The answer must be the full set of records, repeated exactly.

:::::

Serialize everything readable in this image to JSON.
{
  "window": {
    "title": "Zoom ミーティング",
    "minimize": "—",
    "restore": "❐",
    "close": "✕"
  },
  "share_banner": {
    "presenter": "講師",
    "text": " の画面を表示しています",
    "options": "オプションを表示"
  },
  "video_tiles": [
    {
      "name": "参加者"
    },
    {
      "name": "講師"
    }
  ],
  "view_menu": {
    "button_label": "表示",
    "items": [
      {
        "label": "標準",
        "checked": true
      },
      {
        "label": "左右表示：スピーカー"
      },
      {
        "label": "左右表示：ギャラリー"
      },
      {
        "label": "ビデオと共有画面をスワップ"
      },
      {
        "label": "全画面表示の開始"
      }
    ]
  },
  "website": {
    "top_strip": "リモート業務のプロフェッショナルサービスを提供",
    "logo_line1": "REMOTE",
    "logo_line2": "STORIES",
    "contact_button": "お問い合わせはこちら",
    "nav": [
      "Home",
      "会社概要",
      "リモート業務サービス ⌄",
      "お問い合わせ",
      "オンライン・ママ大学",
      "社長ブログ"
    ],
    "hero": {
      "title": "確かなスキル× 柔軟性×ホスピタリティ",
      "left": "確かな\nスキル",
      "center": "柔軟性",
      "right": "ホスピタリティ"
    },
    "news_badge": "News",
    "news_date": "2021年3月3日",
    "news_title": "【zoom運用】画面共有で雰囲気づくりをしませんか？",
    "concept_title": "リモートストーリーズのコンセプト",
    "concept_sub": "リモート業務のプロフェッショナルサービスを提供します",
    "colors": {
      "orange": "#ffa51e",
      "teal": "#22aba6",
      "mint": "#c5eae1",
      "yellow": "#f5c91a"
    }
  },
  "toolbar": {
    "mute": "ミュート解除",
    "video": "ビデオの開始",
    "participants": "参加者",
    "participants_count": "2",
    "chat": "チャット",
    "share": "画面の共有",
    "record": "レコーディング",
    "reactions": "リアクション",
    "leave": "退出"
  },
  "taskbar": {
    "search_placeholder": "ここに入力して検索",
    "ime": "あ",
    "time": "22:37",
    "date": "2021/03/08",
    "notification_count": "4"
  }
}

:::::

[Output for this exercise]
Serialize everything readable in this image to JSON.
{
  "window": {
    "title": "Zoom ミーティング",
    "minimize": "—",
    "restore": "❐",
    "close": "✕"
  },
  "share_banner": {
    "presenter": "講師",
    "text": " の画面を表示しています",
    "options": "オプションを表示"
  },
  "video_tiles": [
    {
      "name": "参加者"
    },
    {
      "name": "講師"
    }
  ],
  "view_menu": {
    "button_label": "表示",
    "items": [
      {
        "label": "標準",
        "checked": true
      },
      {
        "label": "左右表示：スピーカー"
      },
      {
        "label": "左右表示：ギャラリー"
      },
      {
        "label": "ビデオと共有画面をスワップ"
      },
      {
        "label": "全画面表示の開始"
      }
    ]
  },
  "website": {
    "top_strip": "リモート業務のプロフェッショナルサービスを提供",
    "logo_line1": "REMOTE",
    "logo_line2": "STORIES",
    "contact_button": "お問い合わせはこちら",
    "nav": [
      "Home",
      "会社概要",
      "リモート業務サービス ⌄",
      "お問い合わせ",
      "オンライン・ママ大学",
      "社長ブログ"
    ],
    "hero": {
      "title": "確かなスキル× 柔軟性×ホスピタリティ",
      "left": "確かな\nスキル",
      "center": "柔軟性",
      "right": "ホスピタリティ"
    },
    "news_badge": "News",
    "news_date": "2021年3月3日",
    "news_title": "【zoom運用】画面共有で雰囲気づくりをしませんか？",
    "concept_title": "リモートストーリーズのコンセプト",
    "concept_sub": "リモート業務のプロフェッショナルサービスを提供します",
    "colors": {
      "orange": "#ffa51e",
      "teal": "#22aba6",
      "mint": "#c5eae1",
      "yellow": "#f5c91a"
    }
  },
  "toolbar": {
    "mute": "ミュート解除",
    "video": "ビデオの開始",
    "participants": "参加者",
    "participants_count": "2",
    "chat": "チャット",
    "share": "画面の共有",
    "record": "レコーディング",
    "reactions": "リアクション",
    "leave": "退出"
  },
  "taskbar": {
    "search_placeholder": "ここに入力して検索",
    "ime": "あ",
    "time": "22:37",
    "date": "2021/03/08",
    "notification_count": "4"
  }
}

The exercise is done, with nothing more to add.